Also, in the story of the sheep and the goats in Matthew 25, Christ himself doesn’t say anything about believing in God, but only about how one treats others who are in the image of God. This man has a much better chance at being united with God than I do. http://www.youtube.com/watch?v=ZiC_9RHTvsA
Fr Gregory Hallam makes some excellent points in this podcast http://ancientfaith.com/podcasts/voicefromisles/the_last_judgement_and_the_love_of_god
hi Keith – thanks for your comments. I want to check out the links and give this some thought and hope to write a reply in the near future! I really appreciate your contributions here.
Interesting quote from the Eastern Orthodox tradition, Keith. Especially this idea – “if there are any who remain eternally in hell, in some sense God is also there with them.” That is contrary to what I was taught is the essence of hell – that it is the complete absence of God. I have been reading The Orthodox Way, and another idea I came across that greatly differed from my childhood teaching is that humans should not expect that even Satan cannot be redeemed.

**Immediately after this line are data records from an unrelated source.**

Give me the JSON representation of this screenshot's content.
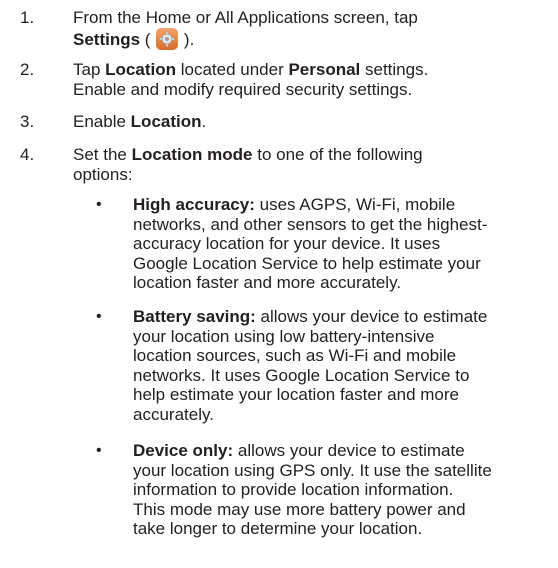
{
  "steps": [
    {
      "number": "1.",
      "line1_pre": "From the Home or All Applications screen, tap",
      "bold": "Settings",
      "paren_open": " (",
      "paren_close": ").",
      "icon": "settings-gear-icon"
    },
    {
      "number": "2.",
      "pre": "Tap ",
      "bold1": "Location",
      "mid": " located under ",
      "bold2": "Personal",
      "post": " settings.",
      "line2": "Enable and modify required security settings."
    },
    {
      "number": "3.",
      "pre": "Enable ",
      "bold": "Location",
      "post": "."
    },
    {
      "number": "4.",
      "pre": "Set the ",
      "bold": "Location mode",
      "post": " to one of the following",
      "line2": "options:"
    }
  ],
  "options": [
    {
      "bullet": "•",
      "title": "High accuracy:",
      "lines": [
        " uses AGPS, Wi-Fi, mobile",
        "networks, and other sensors to get the highest-",
        "accuracy location for your device. It uses",
        "Google Location Service to help estimate your",
        "location faster and more accurately."
      ]
    },
    {
      "bullet": "•",
      "title": "Battery saving:",
      "lines": [
        " allows your device to estimate",
        "your location using low battery-intensive",
        "location sources, such as Wi-Fi and mobile",
        "networks. It uses Google Location Service to",
        "help estimate your location faster and more",
        "accurately."
      ]
    },
    {
      "bullet": "•",
      "title": "Device only:",
      "lines": [
        " allows your device to estimate",
        "your location using GPS only. It use the satellite",
        "information to provide location information.",
        "This mode may use more battery power and",
        "take longer to determine your location."
      ]
    }
  ]
}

The Youtube video is beautiful – and challenging. I was struck by this profound statement from Krishnan – “[People] don’t have food to eat. If you don’t give them food to eat, they will die out of human hunger.” The way he says it is so childlike and wonderful – as if, he is informing the world of something which we apparently do not know – apparently, because most of us live as if we are unaware.
I noticed now Krishnan said that, too, especially the unusual phrase “human hunger”. It’s hard to imagine being satisfied with any kind of afterlife if people like him are excluded.
Ha. I didn’t find Krishnan’s us of “human hunger” odd at all. I thought he was making a profound statement about the act of giving of one’s self. If we don’t enter our humanity into our giving people will die of starvation of humanity. Humanity in the most positive and correct way.
If there is no heaven or hell why in the world would Jesus talk about it so much and what would be the point of God sending his son to earth to be killed and why would it matter if he rose from the dead?
None of us are a Just and Righteous God and therefore cannot fully understand judgement. I don’t see the point in questioning so much of the Bible.
Hello Frank! Thanks for your interest in the conversation, and for taking time to comment here.
I’m not sure who or what you are responding to when you start with “if there is no heaven or hell. . . ” As far as I can tell by reviewing my post, the post I linked to, and the comments above, I don’t see anyone actually trying to make that specific point. But certainly there is a lot of questioning conventional Western Christian ideas about the details surrounding heaven and hell.
True, none of us are gods of any sort, just, righteous or otherwise, and perhaps you are right that we cannot fully understand judgment. I’m hoping that we also cannot fully understand love and mercy, and that if God really is love, we have a way happier ending to look forward to than much of the church has imagined.